OPEC output surges in September as Iraqi volumes rise
The crude output of the Organization of the Petroleum Exporting Countries (OPEC) surged by 520,000 barrels per day (bpd) to 25.91 million bpd in September, a Platts survey of the cartel and oil industry officials showed.
A recovery in Iraqi volumes and exports, apparently as a result of Baghdad having begun in August to phase out its illegal surcharge, accounted for 300,000 bpd of the additional production.
Excluding Iraq, whose exports are controlled by the United Nations and does not participate in OPEC output agreements, the ten members bound by quotas boosted their combined production by 220,000 bpd over the month to pump an average 23.96-million bpd—2.26-million bpd more than their 21.7-million bpd ceiling.
"The end of Iraq's controversial plan to extract a surcharge from its customers, in violation of UN rules, has certainly had a significant and rapid impact on its role as a supplier," said John Kingston, Platts global director of Oil. "From a customer base of small, unheard-of companies, largely Russian, the Iraqis are again signing up significant world oil companies as buyers, and the rise in exports reflects that."
OPEC's 25.91-million bpd pumped in September is not a great deal lower than the 26.1-million bpd the International Energy Agency sees as fourth quarter demand for OPEC crude plus movements from stocks, and is above the IEA's 25.5-million bpd estimate for the first quarter of 2003.
"OPEC's adherence to quota is not even close, and based on the IEA's estimate of the world's need for OPEC crude oil—that's a good thing for consumers," Kingston said.
Only Iran reduced output in September, its production falling by 70,000 bpd to 3.38-million bpd from 3.45-million bpd in August. Indonesia maintained output at 1.12-million bpd and was also the only member to produce within quota. Iraq accounted for the single biggest increase. Other increases ranged between 10,000 bpd and 70,000 bpd.
Algerian production continued to rise in September, averaging 920,000 bpd. Participants in the survey agreed that Algeria has been steadily increasing its output, but many were less than convinced that production had risen to the 1.1-million bpd level claimed by the country's oil minister during last month's OPEC meeting in Osaka, Japan. Algeria has formally asked OPEC for a quota increase to 1.1-million bpd.

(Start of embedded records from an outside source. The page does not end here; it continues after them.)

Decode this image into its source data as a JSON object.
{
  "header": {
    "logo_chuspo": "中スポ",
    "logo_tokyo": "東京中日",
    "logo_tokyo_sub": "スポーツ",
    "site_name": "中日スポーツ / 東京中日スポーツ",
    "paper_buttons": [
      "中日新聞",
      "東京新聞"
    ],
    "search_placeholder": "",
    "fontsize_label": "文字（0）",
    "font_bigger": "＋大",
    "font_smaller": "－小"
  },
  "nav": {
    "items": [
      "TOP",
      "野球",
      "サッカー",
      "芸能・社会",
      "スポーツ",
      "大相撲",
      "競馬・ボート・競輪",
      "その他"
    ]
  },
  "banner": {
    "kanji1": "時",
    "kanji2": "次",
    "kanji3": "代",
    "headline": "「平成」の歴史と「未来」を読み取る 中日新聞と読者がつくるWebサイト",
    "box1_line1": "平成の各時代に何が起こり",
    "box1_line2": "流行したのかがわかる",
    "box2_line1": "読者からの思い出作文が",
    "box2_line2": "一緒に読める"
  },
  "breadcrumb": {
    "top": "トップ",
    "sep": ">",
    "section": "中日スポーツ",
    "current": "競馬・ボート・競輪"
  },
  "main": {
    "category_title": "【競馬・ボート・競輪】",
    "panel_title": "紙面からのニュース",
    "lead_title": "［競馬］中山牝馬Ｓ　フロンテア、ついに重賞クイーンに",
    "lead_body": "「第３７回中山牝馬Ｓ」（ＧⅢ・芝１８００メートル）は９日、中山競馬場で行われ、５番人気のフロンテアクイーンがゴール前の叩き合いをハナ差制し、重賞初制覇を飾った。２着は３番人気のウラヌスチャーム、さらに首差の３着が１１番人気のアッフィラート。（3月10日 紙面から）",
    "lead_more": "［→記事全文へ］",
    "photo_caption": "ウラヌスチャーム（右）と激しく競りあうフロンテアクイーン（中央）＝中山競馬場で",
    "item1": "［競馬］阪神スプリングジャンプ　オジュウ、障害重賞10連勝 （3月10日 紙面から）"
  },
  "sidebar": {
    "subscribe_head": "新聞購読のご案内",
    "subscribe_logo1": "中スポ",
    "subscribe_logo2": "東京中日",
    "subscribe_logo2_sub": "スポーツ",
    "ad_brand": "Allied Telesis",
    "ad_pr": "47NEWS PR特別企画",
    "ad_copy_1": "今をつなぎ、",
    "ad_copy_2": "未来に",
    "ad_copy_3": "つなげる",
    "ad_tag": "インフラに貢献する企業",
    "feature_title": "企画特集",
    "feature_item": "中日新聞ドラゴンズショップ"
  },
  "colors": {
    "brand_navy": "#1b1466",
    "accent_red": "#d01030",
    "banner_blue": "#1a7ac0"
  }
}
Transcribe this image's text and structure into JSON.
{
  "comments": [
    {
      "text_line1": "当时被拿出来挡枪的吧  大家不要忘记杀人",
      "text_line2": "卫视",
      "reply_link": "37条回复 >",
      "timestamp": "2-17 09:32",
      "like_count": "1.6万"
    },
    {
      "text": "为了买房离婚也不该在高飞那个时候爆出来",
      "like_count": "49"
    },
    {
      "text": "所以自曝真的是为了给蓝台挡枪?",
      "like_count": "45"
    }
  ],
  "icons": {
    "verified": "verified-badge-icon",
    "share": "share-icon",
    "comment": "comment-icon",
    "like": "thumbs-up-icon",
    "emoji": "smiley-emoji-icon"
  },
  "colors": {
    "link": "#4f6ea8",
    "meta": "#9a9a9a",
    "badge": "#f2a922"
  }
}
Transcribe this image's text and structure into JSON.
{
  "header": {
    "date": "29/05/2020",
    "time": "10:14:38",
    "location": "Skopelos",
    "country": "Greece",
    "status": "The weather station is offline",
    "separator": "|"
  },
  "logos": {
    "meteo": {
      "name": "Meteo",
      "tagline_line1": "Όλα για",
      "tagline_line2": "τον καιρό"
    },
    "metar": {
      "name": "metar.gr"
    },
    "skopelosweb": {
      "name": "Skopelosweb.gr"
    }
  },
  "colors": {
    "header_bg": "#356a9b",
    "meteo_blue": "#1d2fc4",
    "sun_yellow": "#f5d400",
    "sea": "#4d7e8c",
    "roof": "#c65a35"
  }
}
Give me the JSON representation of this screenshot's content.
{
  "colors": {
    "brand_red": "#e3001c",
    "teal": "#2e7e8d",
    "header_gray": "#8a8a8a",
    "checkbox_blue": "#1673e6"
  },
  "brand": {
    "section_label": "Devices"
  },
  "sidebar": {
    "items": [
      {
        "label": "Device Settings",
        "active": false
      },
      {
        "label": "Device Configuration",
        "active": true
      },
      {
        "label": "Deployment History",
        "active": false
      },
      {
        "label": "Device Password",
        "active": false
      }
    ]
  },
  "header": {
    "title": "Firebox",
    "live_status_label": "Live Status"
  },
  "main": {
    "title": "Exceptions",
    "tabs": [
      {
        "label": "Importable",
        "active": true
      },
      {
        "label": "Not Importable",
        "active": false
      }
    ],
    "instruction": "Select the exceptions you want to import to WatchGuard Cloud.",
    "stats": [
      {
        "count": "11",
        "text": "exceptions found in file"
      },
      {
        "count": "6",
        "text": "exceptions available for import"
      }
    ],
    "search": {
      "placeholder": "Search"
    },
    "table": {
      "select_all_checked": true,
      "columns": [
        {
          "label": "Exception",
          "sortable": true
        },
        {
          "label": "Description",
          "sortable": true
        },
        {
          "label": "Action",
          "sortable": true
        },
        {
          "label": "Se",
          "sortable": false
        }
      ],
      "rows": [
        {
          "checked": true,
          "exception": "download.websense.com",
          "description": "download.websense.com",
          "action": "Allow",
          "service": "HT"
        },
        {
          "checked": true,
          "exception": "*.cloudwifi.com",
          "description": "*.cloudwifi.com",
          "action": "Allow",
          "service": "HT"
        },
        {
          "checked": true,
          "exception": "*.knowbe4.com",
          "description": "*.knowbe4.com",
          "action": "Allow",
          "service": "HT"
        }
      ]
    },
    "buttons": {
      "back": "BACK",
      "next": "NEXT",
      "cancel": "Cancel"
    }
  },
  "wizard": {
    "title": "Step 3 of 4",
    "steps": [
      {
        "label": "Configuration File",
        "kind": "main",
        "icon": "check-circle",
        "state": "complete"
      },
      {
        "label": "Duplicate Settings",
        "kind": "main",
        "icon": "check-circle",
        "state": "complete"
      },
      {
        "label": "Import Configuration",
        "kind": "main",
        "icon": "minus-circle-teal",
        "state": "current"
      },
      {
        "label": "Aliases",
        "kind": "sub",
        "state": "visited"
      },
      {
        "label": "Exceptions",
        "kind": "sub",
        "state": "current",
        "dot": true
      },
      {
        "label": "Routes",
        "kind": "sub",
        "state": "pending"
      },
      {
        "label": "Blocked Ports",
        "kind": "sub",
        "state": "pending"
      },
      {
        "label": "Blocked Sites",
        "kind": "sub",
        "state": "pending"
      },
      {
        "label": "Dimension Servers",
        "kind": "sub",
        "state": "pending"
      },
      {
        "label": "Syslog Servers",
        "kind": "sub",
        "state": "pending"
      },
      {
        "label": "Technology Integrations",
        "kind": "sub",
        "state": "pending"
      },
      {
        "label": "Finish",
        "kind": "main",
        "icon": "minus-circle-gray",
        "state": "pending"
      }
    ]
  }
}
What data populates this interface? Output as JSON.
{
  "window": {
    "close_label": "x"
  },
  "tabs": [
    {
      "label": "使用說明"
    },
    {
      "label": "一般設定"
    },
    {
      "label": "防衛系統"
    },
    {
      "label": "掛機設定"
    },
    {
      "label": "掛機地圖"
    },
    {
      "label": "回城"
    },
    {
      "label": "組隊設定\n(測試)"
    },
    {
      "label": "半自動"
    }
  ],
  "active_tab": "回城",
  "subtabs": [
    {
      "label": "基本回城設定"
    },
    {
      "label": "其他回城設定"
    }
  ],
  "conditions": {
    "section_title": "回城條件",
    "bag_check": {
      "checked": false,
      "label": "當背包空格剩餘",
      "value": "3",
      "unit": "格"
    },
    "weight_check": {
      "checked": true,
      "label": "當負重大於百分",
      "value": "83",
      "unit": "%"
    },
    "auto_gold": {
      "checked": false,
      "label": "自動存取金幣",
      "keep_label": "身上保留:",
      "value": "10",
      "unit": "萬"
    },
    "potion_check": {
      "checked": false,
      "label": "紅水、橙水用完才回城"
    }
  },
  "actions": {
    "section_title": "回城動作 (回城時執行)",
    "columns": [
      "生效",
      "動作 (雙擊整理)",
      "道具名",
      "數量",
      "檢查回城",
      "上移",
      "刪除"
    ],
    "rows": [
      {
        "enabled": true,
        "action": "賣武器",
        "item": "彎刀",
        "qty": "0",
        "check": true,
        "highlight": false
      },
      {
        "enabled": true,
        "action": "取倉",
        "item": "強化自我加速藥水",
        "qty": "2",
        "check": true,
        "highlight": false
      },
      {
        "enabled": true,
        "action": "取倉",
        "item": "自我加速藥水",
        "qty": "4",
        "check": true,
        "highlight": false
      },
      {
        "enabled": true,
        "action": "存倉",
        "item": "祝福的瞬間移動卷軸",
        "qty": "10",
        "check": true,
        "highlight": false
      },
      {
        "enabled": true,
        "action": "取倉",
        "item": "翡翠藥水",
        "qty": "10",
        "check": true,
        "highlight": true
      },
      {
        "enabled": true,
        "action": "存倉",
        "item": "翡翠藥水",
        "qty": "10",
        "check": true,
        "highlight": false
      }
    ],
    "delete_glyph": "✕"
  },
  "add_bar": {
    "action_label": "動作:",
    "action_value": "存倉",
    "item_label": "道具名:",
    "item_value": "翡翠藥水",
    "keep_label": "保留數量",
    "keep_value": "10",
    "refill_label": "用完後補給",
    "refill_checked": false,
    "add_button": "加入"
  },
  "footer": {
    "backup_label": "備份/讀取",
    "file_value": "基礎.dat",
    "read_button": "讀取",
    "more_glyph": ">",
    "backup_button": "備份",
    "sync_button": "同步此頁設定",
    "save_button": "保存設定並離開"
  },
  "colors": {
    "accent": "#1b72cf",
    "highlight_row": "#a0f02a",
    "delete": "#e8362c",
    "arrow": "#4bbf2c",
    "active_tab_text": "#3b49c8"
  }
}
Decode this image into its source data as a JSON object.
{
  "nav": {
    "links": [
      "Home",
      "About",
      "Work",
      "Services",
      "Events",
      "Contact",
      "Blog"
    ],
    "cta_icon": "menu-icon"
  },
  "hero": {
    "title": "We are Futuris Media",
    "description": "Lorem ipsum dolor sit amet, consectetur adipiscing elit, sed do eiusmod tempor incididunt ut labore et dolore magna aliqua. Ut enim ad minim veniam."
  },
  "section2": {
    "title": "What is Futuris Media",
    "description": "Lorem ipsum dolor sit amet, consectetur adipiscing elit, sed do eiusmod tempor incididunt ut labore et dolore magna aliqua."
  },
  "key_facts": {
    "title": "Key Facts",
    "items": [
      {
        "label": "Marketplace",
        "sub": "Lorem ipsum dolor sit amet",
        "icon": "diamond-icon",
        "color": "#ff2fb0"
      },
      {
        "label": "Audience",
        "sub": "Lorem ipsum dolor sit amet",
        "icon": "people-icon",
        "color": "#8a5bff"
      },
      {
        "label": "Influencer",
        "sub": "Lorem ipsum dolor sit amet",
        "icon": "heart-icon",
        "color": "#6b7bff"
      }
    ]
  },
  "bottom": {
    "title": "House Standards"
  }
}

Venezuela boosted output by 60,000 bpd to 2.86-million bpd, a level some participants believed might be close to the country's current capacity. Earlier this year Platts estimated Venezuelan output capacity at 3-million bpd although some analysts said at the time that capacity might have already declined beyond that level. One analyst Thursday said he doubted Venezuela was currently capable of pumping more than 2.9-million bpd.
OPEC ministers on September 19 decided to maintain current output quotas under a 21.7-million bpd ceiling, despite some having acknowledged that cheating was in the order of two-million bpd, and agreed to meet again on December 12 in Vienna.
Much of their reluctance to legitimize the overproduction was based on their belief that several dollars of current price levels are attributable to fears that a US strike against Iraq could disrupt Middle East oil supplies.
The US energy department's Energy Information Administration said on October 7 that had OPEC members not been exceeding their quotas, the OPEC basket would have been above the cartel's targeted $22-28/bbl price band for much of the third quarter.
The basket has now been above the top end of the band for 11 days. If it remains above $28/bbl for a further nine days, OPEC could choose to release an additional 500,000 bpd onto the market without the need for an emergency meeting.
Platts is the energy information, research, consulting and marketing services unit of The McGraw-Hill Companies. — (menareport.com)
© 2002 Mena Report (www.menareport.com)